While I’ve dabbled in a range of flashcard apps over the years, I think it’s pretty undeniable that the one I’ve stuck with the best is Readlang(external link). This isn’t because Readlang is the absolute best app — there are a number of points both Anki and Memrise have over it — but really because it’s just so easy to keep adding new words/cards to it. All you’ve gotta do is keep reading, clicking the words you don’t know, and Readlang automatically generates the cards for you. Now a lot of the time, you do have to edit the card a bit (because sometimes it translates it wrong, or else you want to add synonyms, etc.) but most of the time that’s all it takes. You don’t need to brainstorm lists of English words that you want to know how to say them in Spanish (or whatever other language) and then manually create all your cards. Or if you don’t want to do that, then it isn’t like your only option is to be reliant on decks made by other people that might vary wildly in quality or contain idiosyncrasies that don’t work for you. The barrier to entry is just so low and it’s really easy to keep coming back, day after day.

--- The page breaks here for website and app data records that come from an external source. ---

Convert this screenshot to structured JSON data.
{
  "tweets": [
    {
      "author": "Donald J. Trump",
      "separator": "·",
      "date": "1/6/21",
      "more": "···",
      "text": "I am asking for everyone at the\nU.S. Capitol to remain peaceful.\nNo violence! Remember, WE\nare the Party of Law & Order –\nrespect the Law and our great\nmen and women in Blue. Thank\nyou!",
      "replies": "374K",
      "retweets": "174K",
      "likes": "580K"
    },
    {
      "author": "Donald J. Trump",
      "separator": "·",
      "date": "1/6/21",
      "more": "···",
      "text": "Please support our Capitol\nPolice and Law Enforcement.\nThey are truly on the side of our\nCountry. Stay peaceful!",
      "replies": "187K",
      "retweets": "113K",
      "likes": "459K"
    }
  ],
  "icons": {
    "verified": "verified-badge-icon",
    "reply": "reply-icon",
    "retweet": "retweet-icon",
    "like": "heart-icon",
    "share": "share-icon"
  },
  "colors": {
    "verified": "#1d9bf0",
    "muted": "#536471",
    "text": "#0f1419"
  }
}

But Readlang does have some problems. You can’t customise the SRS algorithm, cards reset to zero every time you get them wrong and there’s no recognition of leeches (so cards that you keep getting wrong, you’re gonna be seeing them every few days forever), you can’t separate cards where the same Spanish word has different meanings in different contexts (like advirtió being able to mean “warned” or “noticed”), and you also can’t just add words that you want to practise but didn’t see in a Readlang text. Like, writing my review for Harry Potter y las reliquias de la muerte, I had to look up a number of words/phrases that were not in my active recall — sombrío, distópico, presenciar, de un tirón, and even camping, which obviously would cost me nothing to recognise but that didn’t mean I was sure of how to say it or use it in Spanish. To add them back into Readlang though, I think I’d either need to view my own review with the Readlang bookmarklet (which might require Chrome) or copy-paste my review into their site to add it as a private text, then read it from within their interface and click on those words I’d already looked up. Roundabout methods, at any rate.